Task requirements: Give the number of lines below that contain the string "scale", and no other text.

┌─ Input material

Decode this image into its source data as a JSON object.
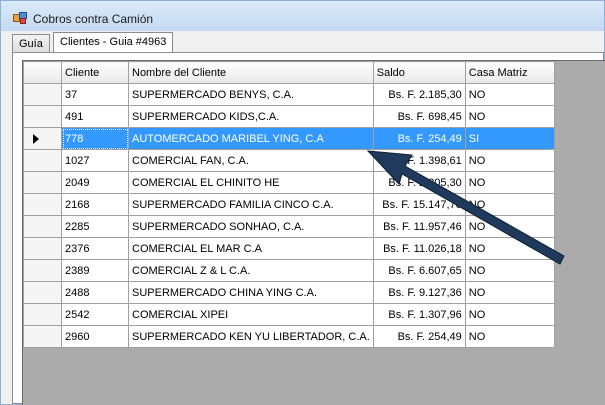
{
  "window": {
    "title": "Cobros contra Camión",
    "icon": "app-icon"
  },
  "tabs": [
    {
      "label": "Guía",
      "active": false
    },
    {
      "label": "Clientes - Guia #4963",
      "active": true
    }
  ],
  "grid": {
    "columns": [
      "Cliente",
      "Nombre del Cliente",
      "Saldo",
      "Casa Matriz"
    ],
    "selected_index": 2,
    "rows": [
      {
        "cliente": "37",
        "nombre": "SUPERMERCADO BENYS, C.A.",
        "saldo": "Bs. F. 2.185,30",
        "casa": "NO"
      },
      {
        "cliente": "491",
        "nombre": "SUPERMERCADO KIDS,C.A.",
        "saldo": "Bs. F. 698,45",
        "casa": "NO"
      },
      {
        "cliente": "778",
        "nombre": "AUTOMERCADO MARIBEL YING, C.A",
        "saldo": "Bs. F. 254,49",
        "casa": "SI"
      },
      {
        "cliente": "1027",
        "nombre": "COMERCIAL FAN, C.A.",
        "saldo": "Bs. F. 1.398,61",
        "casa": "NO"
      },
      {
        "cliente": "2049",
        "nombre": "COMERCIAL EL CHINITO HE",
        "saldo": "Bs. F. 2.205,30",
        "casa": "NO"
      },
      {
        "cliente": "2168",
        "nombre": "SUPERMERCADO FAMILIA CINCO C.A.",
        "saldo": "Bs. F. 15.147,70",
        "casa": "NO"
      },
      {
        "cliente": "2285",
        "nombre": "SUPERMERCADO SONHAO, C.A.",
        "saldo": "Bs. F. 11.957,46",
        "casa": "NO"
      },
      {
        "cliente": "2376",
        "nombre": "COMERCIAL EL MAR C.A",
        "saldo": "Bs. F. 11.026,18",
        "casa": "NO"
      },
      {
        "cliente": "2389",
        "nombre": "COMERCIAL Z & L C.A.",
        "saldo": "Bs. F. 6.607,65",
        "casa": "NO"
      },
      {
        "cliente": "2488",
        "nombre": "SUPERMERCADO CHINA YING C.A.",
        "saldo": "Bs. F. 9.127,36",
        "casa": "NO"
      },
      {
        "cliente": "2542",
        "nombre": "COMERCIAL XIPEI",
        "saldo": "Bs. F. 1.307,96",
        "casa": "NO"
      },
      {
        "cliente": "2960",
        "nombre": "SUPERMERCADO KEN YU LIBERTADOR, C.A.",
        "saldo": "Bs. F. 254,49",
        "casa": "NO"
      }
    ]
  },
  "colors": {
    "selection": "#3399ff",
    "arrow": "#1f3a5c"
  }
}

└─
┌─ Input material

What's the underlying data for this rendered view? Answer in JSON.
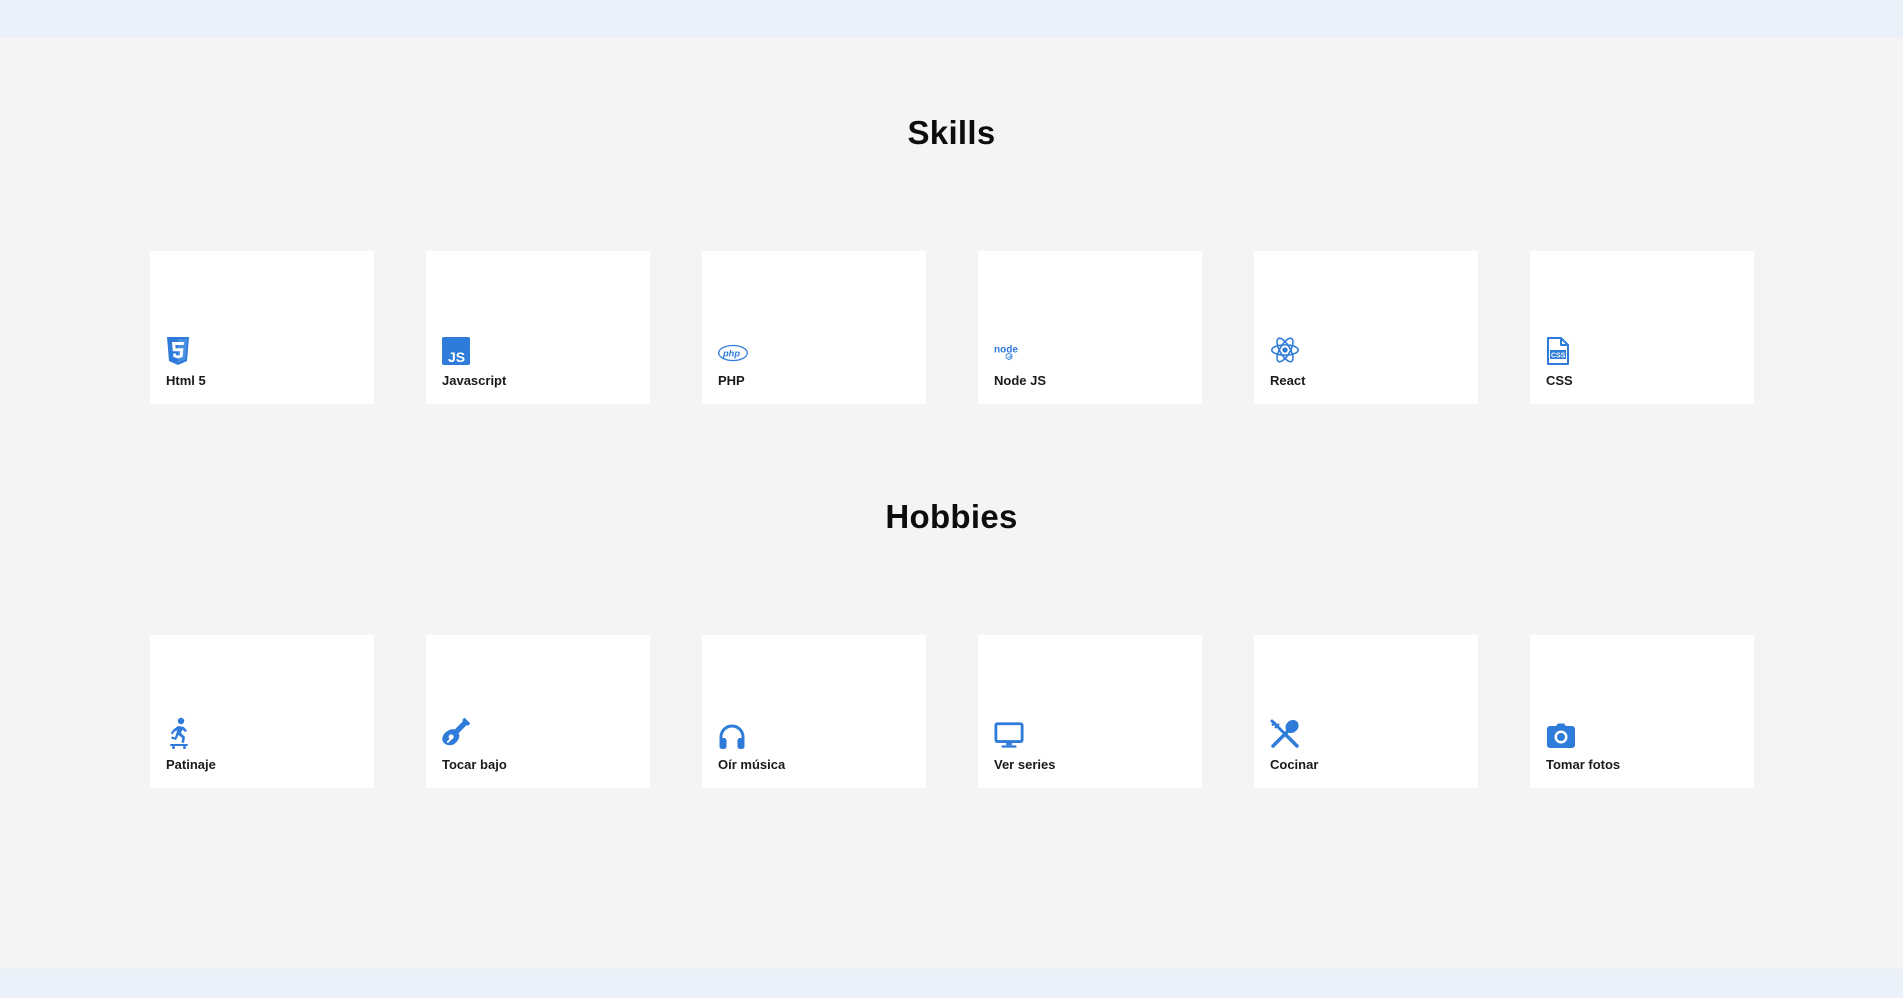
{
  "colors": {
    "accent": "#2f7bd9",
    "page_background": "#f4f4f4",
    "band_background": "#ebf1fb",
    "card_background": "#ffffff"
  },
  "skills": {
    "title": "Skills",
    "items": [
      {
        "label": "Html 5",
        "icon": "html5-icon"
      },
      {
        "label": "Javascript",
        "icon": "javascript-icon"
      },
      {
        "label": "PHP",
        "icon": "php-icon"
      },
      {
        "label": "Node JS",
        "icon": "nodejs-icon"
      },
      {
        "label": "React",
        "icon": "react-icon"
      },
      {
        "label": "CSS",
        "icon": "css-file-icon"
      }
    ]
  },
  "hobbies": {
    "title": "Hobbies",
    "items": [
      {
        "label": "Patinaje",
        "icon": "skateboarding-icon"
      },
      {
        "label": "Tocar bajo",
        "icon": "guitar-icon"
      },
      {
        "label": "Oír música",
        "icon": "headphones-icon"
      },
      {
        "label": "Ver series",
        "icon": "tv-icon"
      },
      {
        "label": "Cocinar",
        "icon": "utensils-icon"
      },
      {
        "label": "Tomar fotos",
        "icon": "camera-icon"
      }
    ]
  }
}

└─
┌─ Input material

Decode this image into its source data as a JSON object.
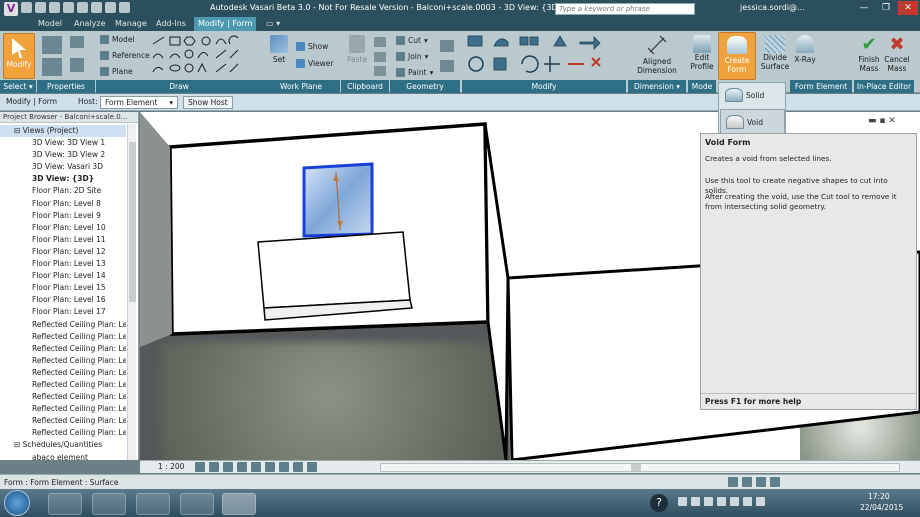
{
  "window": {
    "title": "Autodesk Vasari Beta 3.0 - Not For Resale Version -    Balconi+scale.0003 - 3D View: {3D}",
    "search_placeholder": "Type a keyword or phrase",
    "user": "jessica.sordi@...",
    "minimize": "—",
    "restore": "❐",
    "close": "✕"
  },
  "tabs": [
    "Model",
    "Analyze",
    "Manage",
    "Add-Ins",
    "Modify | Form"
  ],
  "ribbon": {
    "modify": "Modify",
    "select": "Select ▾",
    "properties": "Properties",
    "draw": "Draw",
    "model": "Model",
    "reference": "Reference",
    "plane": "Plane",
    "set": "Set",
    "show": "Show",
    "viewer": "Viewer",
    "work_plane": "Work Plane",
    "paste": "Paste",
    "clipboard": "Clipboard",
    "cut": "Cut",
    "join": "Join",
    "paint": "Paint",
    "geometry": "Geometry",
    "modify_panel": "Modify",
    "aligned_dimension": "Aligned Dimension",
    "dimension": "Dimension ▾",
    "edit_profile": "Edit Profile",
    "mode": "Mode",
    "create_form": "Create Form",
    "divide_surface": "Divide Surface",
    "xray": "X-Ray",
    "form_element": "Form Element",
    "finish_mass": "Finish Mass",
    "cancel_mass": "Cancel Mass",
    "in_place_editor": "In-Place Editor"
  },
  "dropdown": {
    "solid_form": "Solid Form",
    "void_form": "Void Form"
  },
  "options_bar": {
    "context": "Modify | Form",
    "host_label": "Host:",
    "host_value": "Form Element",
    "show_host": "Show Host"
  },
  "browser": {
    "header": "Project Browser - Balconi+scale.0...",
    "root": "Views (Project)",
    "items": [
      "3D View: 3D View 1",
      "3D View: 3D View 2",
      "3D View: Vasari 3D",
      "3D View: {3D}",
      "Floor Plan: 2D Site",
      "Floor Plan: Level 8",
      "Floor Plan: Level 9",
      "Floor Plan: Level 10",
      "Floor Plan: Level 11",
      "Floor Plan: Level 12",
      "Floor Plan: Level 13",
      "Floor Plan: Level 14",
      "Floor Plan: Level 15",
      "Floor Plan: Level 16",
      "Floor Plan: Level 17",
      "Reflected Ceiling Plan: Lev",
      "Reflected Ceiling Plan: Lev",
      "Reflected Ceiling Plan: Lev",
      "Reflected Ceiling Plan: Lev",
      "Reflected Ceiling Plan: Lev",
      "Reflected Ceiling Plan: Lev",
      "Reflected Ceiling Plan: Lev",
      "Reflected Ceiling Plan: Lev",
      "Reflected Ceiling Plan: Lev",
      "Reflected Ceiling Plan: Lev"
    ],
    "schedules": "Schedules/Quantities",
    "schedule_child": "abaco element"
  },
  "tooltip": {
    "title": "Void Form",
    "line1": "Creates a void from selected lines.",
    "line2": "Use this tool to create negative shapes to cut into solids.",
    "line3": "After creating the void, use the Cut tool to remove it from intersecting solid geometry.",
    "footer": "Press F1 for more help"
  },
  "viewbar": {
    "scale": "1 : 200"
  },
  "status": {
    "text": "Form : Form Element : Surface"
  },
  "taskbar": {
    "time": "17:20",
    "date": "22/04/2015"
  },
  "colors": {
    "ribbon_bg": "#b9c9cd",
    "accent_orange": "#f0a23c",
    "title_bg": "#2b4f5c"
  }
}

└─

Task answer: 3